Fredericks was a true innovator and early adopter of computer technology in all aspects of extension communication. He recognized the benefits of this technology, and not only worked to implement it, but developed training programs to teach Extension professionals how to use it and how to teach their clients to use it. Early in his career he developed a computerized inventory system to predict publication usage and schedule revisions and printing. He later used an early computer (a cathode ray tube connected to a keyboard) to produce publications, and in 1979 he pioneered electronic transmission of news releases to newspapers. In the mid 1980’s he helped introduce thousands of Hoosiers to emerging computer technology through exhibits at the Indiana State Fair. During his stint at USDA in 1989 he helped bring Extension into the Internet world, and was part of the team that set up the first White House World Wide Web site. Back at Purdue, he developed the national water quality database of digitized Extension publications that could be retrieved by electronic mail, as well as a computerized photo and video feature that allowed high-speed transmission of field problems for identification and recommendation to Purdue’s Agronomy Department. In the mid 1990’s he developed a course to teach Extension staff how to use electronic mail, and the course was taught via electronic mail.
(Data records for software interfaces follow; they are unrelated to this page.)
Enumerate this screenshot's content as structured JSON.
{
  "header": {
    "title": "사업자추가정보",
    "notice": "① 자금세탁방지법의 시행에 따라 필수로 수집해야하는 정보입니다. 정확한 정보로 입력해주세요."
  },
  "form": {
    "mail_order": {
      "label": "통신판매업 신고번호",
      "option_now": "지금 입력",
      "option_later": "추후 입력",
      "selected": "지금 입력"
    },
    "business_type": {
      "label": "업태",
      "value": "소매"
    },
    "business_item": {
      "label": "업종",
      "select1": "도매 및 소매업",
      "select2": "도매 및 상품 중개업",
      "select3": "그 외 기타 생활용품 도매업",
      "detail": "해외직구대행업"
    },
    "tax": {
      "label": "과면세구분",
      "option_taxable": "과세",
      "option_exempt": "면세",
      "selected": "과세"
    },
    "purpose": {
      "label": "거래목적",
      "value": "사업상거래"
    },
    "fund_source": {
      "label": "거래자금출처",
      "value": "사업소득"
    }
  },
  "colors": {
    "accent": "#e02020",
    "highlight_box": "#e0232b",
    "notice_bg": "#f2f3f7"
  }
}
Fredericks service activities to the profession are numerous and include Agricultural Communicators in Educator (ACE) (director 1977-82, vice president 1979-80, president-elect 1980-81, president 1981-82, and retirees director 1999-2001); Association of Agricultural Computing Companies (1981-85); Purdue University Cooperative Extension Specialists Association (1981-97) and Epsilon Sigma Phi (1970-present).
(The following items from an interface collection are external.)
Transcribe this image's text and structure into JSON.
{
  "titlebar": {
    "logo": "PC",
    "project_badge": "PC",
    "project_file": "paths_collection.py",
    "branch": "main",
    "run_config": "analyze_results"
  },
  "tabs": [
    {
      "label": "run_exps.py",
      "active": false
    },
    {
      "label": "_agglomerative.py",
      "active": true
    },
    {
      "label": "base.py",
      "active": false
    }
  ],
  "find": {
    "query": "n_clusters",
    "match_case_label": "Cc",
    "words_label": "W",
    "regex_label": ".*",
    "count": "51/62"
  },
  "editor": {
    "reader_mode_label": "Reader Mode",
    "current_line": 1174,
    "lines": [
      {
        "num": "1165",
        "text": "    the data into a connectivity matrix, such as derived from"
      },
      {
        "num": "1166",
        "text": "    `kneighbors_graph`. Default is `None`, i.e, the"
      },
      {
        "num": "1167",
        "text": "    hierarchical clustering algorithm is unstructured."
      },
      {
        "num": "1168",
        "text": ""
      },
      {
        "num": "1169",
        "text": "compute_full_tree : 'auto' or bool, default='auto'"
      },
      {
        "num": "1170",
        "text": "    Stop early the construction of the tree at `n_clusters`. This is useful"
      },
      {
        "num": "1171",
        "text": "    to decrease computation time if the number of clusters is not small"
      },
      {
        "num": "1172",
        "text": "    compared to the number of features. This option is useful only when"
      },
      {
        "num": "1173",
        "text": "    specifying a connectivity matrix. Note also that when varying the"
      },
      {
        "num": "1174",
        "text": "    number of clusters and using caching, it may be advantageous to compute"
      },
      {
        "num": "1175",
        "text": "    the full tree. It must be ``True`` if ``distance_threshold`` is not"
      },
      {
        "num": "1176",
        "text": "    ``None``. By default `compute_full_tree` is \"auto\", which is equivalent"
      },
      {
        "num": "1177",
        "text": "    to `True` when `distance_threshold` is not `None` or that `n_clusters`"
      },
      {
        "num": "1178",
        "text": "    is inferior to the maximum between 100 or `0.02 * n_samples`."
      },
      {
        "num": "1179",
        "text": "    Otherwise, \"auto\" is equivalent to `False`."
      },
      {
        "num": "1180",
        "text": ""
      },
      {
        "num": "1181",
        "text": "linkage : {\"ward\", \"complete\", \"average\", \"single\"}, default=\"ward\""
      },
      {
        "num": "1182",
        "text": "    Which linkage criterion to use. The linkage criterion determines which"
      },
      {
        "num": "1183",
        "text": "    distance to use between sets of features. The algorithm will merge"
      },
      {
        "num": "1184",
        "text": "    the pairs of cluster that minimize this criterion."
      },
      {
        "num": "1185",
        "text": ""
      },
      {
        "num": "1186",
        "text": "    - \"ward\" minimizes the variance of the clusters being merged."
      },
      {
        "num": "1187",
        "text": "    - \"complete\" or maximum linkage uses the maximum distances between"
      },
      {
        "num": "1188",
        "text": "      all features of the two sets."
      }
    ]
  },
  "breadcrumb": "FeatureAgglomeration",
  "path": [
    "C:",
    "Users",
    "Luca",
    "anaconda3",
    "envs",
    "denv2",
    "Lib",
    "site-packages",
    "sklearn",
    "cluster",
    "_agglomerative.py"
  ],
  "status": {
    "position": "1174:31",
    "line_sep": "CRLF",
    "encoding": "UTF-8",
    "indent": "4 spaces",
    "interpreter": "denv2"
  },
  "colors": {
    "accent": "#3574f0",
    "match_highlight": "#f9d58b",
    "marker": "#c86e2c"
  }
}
Likewise Fredericks’ community service has been noteworthy. From 1984 to 1989 he served as faculty advisor to Alpha Gamma Rho Fraternity, a period during which the house burned in the midst of a remodeling project. Other service to Alpha Gamma Rho includes: alumni board member (1991-present); Regional Vice President (1998); chaired 50th anniversary of 1956 AGR class, raising $100,000 scholarship endowment; annual organizer of Purdue AGR reunion in Florida. He is a volunteer for the Prophetstown Living History Farm, the Wabash and Erie Canal Center, and the Lafayette Historic Automobile Club (LHIAC) and has helped all three organizations to set up computerized membership data systems and, in the case of Prophetstown and LHIAC, a web page. From May to November he is a volunteer at the Dauch Alumni Center at Purdue, serving as receptionist and public relations host. Active in Immanuel Church of Christ, he has been elected an elder and served as president of the congregation, and he has chaired one ministerial search committee and served as a member of another. In Florida during the winter he and wife Marsha volunteer at the Community Congregational Church Thrift Store that raises $75,000 per year for local community and church charities. In his local housing community in Florida, he serves the housing association as secretary and has set up web pages to keep non-resident owners apprised of renovations and repairs. He also volunteers at the annual garage sale, raising $6,000 for community charities.
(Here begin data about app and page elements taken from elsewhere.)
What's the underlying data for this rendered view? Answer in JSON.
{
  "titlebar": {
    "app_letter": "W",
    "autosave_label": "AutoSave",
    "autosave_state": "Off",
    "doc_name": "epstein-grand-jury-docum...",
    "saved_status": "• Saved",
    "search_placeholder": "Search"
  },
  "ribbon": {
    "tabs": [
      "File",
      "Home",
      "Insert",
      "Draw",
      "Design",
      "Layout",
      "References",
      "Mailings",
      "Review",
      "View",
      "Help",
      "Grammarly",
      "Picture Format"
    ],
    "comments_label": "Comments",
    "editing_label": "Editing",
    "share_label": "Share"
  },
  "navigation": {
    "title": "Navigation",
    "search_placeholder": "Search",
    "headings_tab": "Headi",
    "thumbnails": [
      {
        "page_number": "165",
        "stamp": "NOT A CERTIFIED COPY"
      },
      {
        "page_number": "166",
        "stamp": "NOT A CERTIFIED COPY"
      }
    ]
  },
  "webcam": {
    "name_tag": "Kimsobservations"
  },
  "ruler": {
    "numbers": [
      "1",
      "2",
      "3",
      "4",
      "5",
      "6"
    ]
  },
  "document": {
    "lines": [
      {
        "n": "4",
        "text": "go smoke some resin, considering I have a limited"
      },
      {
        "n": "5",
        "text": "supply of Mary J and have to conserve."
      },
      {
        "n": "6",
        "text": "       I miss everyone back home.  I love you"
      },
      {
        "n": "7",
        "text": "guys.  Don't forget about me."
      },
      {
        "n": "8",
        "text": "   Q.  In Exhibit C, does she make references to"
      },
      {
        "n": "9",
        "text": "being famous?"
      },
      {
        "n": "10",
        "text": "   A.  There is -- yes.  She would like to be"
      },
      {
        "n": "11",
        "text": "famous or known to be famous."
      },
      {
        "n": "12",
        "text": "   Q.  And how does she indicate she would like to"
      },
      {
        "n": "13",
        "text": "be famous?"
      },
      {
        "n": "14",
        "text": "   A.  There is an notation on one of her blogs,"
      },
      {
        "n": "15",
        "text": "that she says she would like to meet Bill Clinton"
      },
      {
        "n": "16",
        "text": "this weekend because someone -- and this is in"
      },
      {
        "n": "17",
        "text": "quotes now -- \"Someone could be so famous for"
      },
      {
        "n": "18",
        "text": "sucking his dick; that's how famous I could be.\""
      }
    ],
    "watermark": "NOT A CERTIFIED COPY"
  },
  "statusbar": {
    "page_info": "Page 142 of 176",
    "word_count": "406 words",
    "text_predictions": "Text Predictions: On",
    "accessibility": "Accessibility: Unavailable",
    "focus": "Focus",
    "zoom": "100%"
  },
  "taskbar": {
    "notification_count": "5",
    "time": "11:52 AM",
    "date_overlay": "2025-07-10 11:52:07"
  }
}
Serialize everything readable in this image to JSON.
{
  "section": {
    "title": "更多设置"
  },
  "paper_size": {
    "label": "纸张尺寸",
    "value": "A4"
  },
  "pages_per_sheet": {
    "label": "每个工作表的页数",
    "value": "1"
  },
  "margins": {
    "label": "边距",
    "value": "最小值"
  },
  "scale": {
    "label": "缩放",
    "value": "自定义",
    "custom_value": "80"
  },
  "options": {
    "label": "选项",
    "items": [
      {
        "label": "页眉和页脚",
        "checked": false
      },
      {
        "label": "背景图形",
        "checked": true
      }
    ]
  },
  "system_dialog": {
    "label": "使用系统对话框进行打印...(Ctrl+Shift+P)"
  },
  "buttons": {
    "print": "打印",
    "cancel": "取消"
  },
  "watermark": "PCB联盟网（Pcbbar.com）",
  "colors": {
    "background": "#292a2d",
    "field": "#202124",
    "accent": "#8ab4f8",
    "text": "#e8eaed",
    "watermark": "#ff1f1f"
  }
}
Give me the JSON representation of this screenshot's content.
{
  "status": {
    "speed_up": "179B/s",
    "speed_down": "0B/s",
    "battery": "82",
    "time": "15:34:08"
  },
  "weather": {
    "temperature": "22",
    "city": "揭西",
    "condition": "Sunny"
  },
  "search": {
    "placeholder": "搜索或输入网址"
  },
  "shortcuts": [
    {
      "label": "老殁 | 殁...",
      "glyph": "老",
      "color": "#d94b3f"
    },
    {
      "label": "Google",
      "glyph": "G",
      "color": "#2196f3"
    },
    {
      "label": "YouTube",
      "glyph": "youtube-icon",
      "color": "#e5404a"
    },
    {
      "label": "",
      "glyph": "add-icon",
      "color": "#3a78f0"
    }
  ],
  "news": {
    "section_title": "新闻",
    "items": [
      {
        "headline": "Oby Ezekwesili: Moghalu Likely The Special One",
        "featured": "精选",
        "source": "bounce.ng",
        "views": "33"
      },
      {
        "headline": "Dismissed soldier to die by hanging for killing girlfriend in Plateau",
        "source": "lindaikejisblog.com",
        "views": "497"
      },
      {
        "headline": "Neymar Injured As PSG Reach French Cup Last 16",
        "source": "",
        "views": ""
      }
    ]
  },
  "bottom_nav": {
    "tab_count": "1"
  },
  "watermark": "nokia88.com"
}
Fredericks has received numerous awards for his professional and volunteer contributions, including the ACE Award of Excellence in Computers (1987); ACE Gold Award for Innovative Use of Communication Technology (1994, 1995, 1996 and 1997); USDA Team Superior Service Award (1989); Outstanding Fraternity Advisor, Purdue University (1986-87); and Outstanding Fraternity Advisor, Alpha Gamma Rho National Fraternity (1987-88).